The US president, grappling with coronavirus at home, and with China and Russia as his foreign policy priorities, appeared loath to intervene. He declared US support for Israel, saying he had not seen a “significant overreaction” by the Jewish state, even as its US-made warplanes bombarded the Gaza Strip, and blocked the UN Security Council calling for a de-escalation.

That stance changed after Israeli air strikes destroyed a building housing media organisations, including the Associated Press, the US agency. It was only after the bombing sparked an outcry at a time when Biden faced increasing domestic criticism over his refusal to pressure Israel to end its offensive, that he backed calls for a ceasefire.

Intensified US diplomacy was then vital to ending the 11-day conflict. By that time, Israeli strikes had killed at least 254 Palestinians in Gaza, many of them women and children. Hamas rockets killed 13 people in Israel, including two children.

US secretary of state Antony Blinken has since visited the region and rightly reversed some of the recklessly pro-Israeli measures taken by Donald Trump. This included a pledge to accelerate the reopening of a consulate in Jerusalem that serves as a diplomatic channel to the Palestinians. He also announced increased aid to the Palestinians and some $5.5m in disaster relief to help impoverished Gaza begin yet another rebuilding process.

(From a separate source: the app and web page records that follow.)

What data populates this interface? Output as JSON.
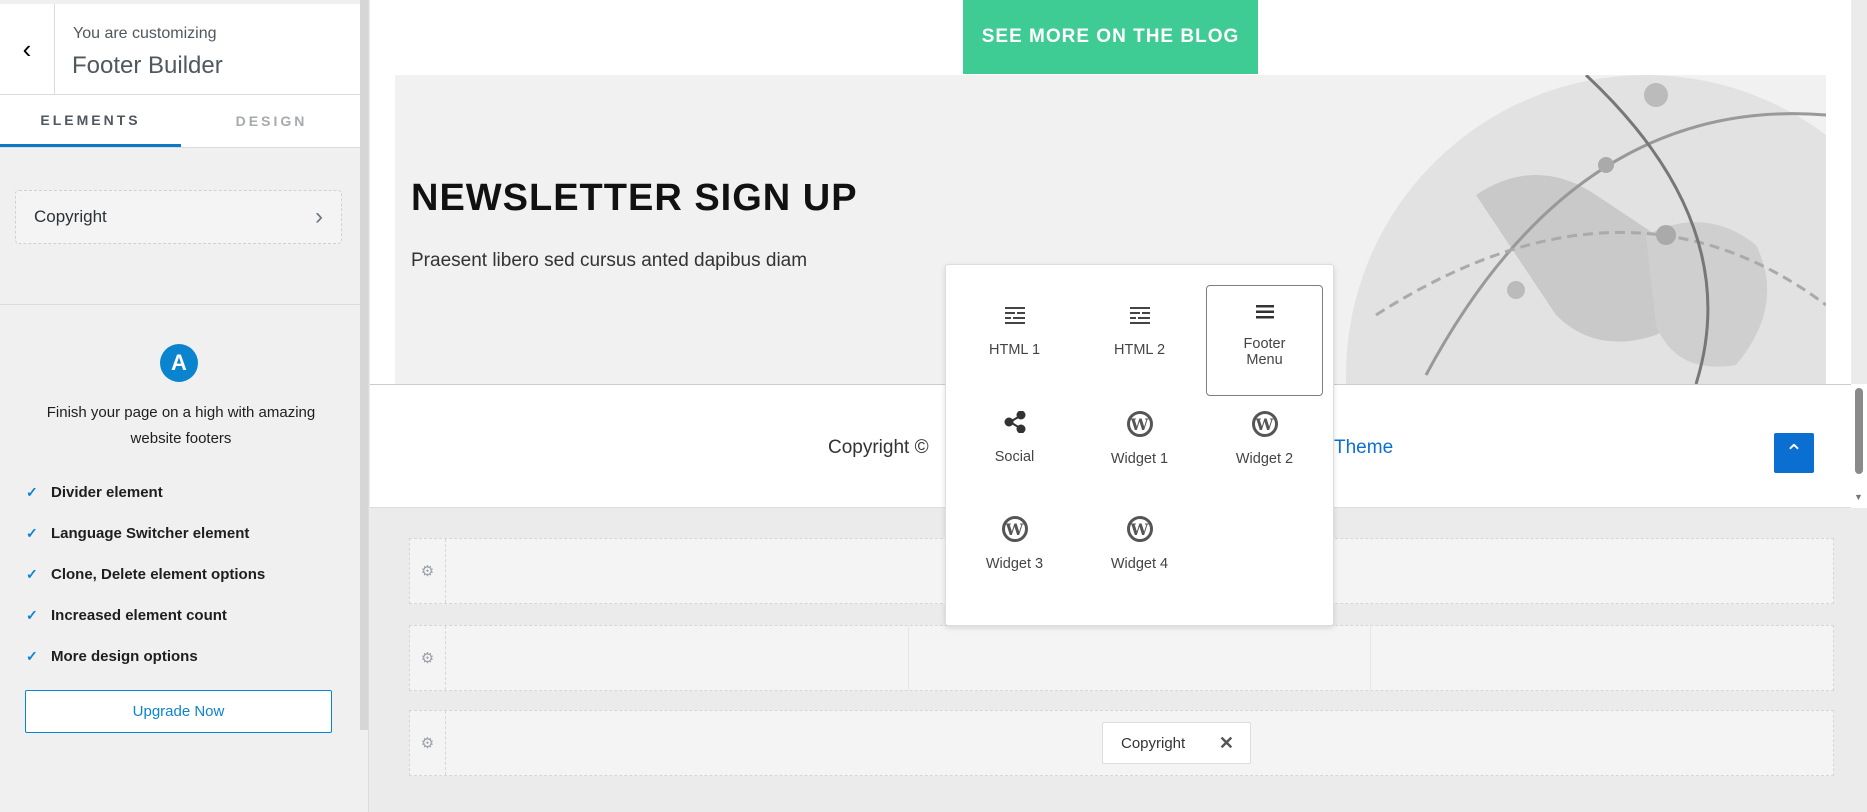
{
  "sidebar": {
    "back_icon": "chevron-left-icon",
    "subtitle": "You are customizing",
    "title": "Footer Builder",
    "tabs": [
      {
        "label": "ELEMENTS",
        "active": true
      },
      {
        "label": "DESIGN",
        "active": false
      }
    ],
    "item": {
      "label": "Copyright"
    },
    "promo": {
      "logo_letter": "A",
      "text": "Finish your page on a high with amazing website footers",
      "features": [
        "Divider element",
        "Language Switcher element",
        "Clone, Delete element options",
        "Increased element count",
        "More design options"
      ],
      "button": "Upgrade Now"
    }
  },
  "preview": {
    "blog_button": "SEE MORE ON THE BLOG",
    "newsletter_title": "NEWSLETTER SIGN UP",
    "newsletter_text": "Praesent libero sed cursus anted dapibus diam",
    "footer_text": "Copyright ©",
    "footer_link": "Theme",
    "scroll_top_icon": "chevron-up-icon"
  },
  "builder": {
    "chip_label": "Copyright",
    "chip_close": "✕",
    "gear_icon": "gear-icon"
  },
  "popup": {
    "items": [
      {
        "label": "HTML 1",
        "icon": "text-align-icon"
      },
      {
        "label": "HTML 2",
        "icon": "text-align-icon"
      },
      {
        "label": "Footer Menu",
        "icon": "menu-icon",
        "selected": true
      },
      {
        "label": "Social",
        "icon": "share-icon"
      },
      {
        "label": "Widget 1",
        "icon": "wordpress-icon"
      },
      {
        "label": "Widget 2",
        "icon": "wordpress-icon"
      },
      {
        "label": "Widget 3",
        "icon": "wordpress-icon"
      },
      {
        "label": "Widget 4",
        "icon": "wordpress-icon"
      }
    ]
  },
  "colors": {
    "accent": "#0b84d0",
    "blog_button": "#3ecb94",
    "link": "#0b6fd1"
  }
}
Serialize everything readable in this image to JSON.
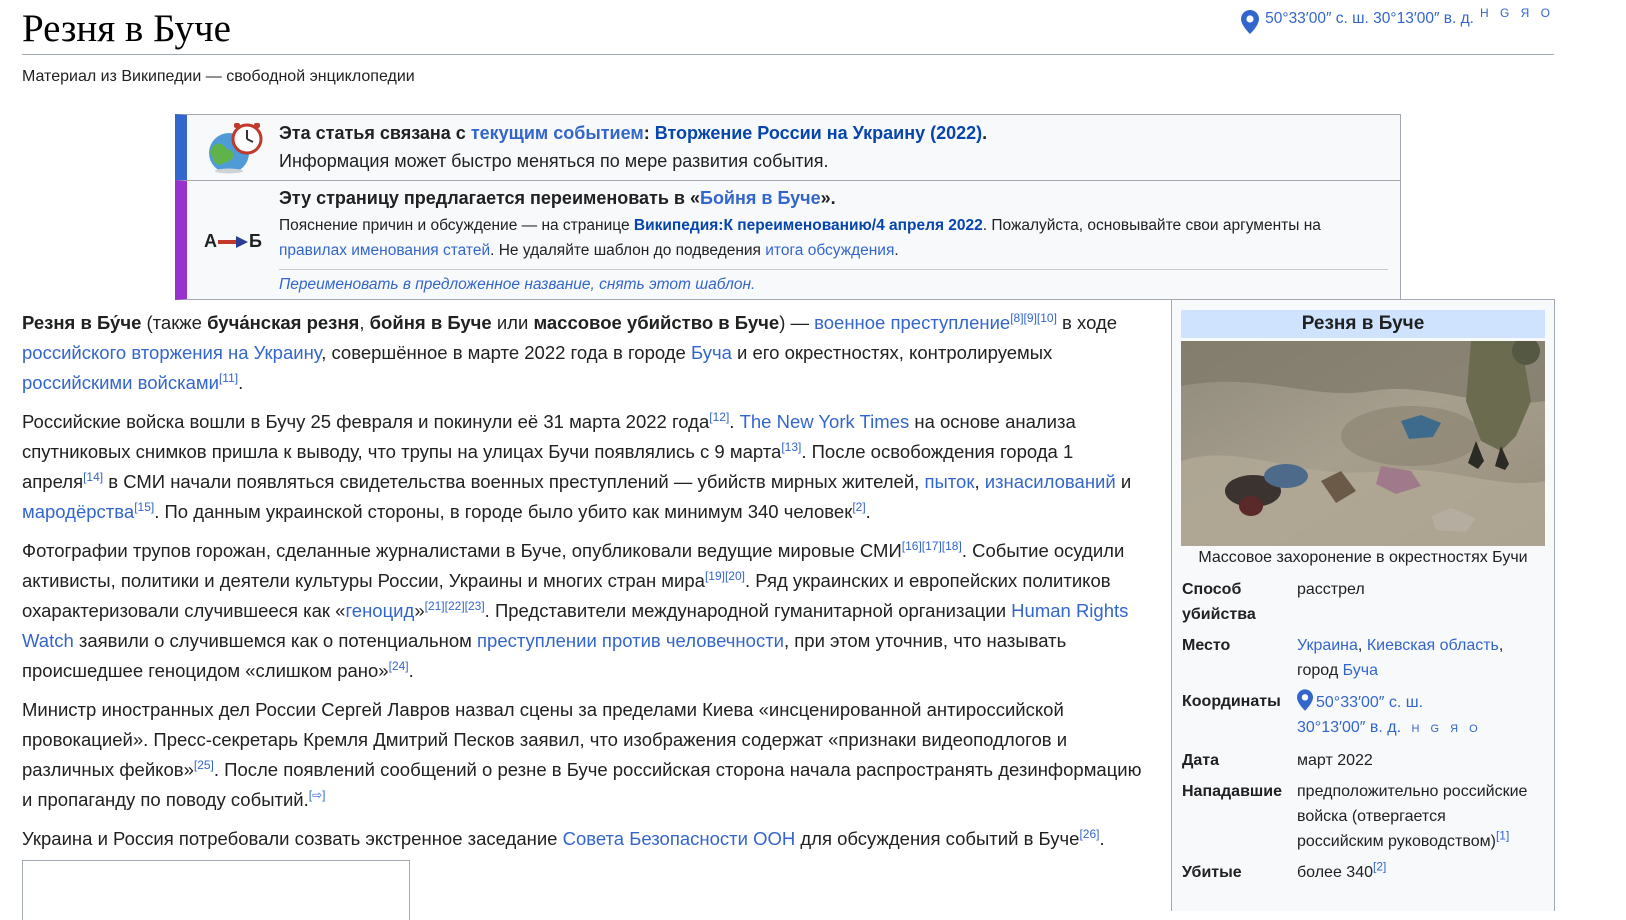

Much more needs to be done. The ceasefire may have ended the fighting, but it will not end the decades-long cycle of uneasy calm followed by bloodshed. That will cease only when the Palestinians no longer live under occupation, Gaza is not akin to an open-air prison, and Palestinians with Israeli citizenship do not face discrimination.

As Israel’s main ally, the US has a moral obligation to hold the Jewish state to account. It should use its leverage to end maltreatment of Palestinians, whether it be evictions, settlement expansion or the harassment occupied Palestinians endure from Israeli security forces and Jewish settlers.

Doing so would lay the foundations necessary to revive an equitable peace process in the hope of securing a just settlement. To do nothing would be to sow the seeds of the next inevitable bout of violence — be it in the occupied territories, inside Israel, or both. Intransigence only serves the interests of groups, such as Hamas, that capitalise on Israel’s abuses to bolster their support and justify their militancy, while muting moderate voices.

Washington must also pressure the Palestinian Authority and its president, Mahmoud Abbas, to hold elections to give Palestinians the chance to elect a more representative leadership. Abbas’s decision last month to cancel what would have been the first Palestinian election in 16 years was wrong and motivated by self-preservation. Palestinians must get their act in order and present a credible partner for Washington and others to engage with.

But their failings should not excuse the US turning a blind eye to Israel’s creeping colonisation of occupied territories and abuse of Palestinians’ rights. Biden, who has described himself as a Zionist, must stay engaged with the crisis. The US has a choice: appear ever more to be Israel’s cheerleader as the conflict simmers, or be the serious and objective player it should be.